So what is wrong with the President withholding military aid from a foreign country to get them to do his bidding? What’s even wrong about asking a foreign country to provide dirt on his opponent in 2020?  President Donald Trump asks. If the request advances our national interests, no problem. However, if it benefits a political advantage for his 2020 re-election campaign and hurts US national security, those are two problems.  Alone just soliciting and accepting help from foreigners that has value to a US campaigner breaks federal election laws. Trump was exonerated by Special Counsel Mueller for collusion with Russian meddling in 2016. Trump has gone from “no collusion to pro collusion”, a phrase coined by others. Using military aid as a club to shake down an ally in need is a national security matter.  The evidence was in a memorandum of a July telephone call released by the White House itself and also contained in a whistleblower complaint text released to the public. The House launched a formal impeachment inquiry to verify the complaint and determine if and what articles of impeachment rise to high crimes and misdemeanors worthy of impeachment. A vote by a simple majority of the House would send the impeachment to the Senate for a trial.  The scandal was kicked off late last month when the first whistleblower stepped forward with a list of witnesses and memorandum of a telephone call on July 25 between Trump and Ukraine President Volodymyr Zelensky, and complaining Trump’s use of withholding military aid to Ukraine was for Trump’s own self-serving political benefit to damage a 2020 election opponent, Joe Biden, and it endangered US national security. The link was a phrase by Trump, immediately after Zelensky said he was ready for the aid already appropriated by Congress and frozen by Trump in the prior week.  Replied Trump, “I have some favors to ask, though…” including finding dirt on the Bidens and investigating CloudStrike, a US internet security firm.
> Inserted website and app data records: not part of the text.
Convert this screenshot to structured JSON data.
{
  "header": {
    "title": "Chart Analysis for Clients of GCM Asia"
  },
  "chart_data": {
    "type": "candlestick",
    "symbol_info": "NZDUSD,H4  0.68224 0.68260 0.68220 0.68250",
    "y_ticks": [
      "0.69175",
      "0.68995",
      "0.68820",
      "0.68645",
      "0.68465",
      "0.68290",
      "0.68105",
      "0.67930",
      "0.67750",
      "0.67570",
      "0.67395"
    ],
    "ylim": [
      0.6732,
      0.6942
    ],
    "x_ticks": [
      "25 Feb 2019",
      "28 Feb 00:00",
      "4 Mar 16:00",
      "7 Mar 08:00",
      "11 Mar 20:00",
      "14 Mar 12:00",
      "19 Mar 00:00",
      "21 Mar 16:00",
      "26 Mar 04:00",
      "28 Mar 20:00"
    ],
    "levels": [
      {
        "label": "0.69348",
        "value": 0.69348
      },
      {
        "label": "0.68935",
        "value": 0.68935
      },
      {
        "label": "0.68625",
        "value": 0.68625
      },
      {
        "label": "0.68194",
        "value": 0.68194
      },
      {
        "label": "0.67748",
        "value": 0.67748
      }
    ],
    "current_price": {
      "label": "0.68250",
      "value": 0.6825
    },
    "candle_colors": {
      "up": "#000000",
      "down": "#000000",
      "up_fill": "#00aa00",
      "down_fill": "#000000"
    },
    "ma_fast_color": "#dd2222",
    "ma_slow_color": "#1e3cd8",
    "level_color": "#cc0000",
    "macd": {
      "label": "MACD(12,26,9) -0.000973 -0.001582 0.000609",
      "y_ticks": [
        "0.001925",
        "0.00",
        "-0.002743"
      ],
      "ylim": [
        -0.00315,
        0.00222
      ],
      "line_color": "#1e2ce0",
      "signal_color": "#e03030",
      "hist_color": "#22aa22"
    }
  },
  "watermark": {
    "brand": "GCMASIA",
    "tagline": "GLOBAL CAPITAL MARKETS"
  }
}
Conspiracy theorists believed CloudStrike had falsely blamed Russia for election meddling in 2016. The culprits the theorists claim were Ukraine and the Democratic National Committee itself. This was an attempt to paint as fake the opinion of every US national intelligence agency and an in-depth investigation by Special Counsel Mueller that had concluded indeed it was Russia. Days later a second whistleblower emerged claiming first-hand knowledge of the July 25 telephone call. Just resigned US envoy to Ukraine, Kurt Volker, provided the investigating House committee emails with fellow US diplomats that verified withholding military aid and offering an invitation for Zelensky to visit the White House were used as sticks and carrots to get a reluctant  Zelensky to “play ball”. 

Why is this such a big deal for national security?  It has to do with Russia. Trump’s eyebrow-raising foreign policies parallel Putin’s foreign policy goals of expansion into former Eastern European USSR satellites. Most European former satellites are members of NATO. One member gets attacked, and all come to its defense.  Stopping Russia in Ukraine upfront would prevent another war from spreading to the rest of Europe and involving US blood and treasure. Ukraine is not a NATO member, but its western leaning government is dependent on US aid since Russia took over Crimea and conducted hot warfare to grab Ukraine’s eastern Donbas region. 13,000  Ukrainians have already died in the conflict. Trump has called NATO’s mutual defense mission obsolete and in vain threatened to pull out and cut funding.  He has also tried to lift sanctions on Russia imposed for their Crimea grab, stealth invasion of eastern Ukraine, and interference in the 2016 campaign. This summer Trump diverted money for improving NATO’s defense to funds to build his wall. This begs the question: on whose side is Trump, anyway? For more, visit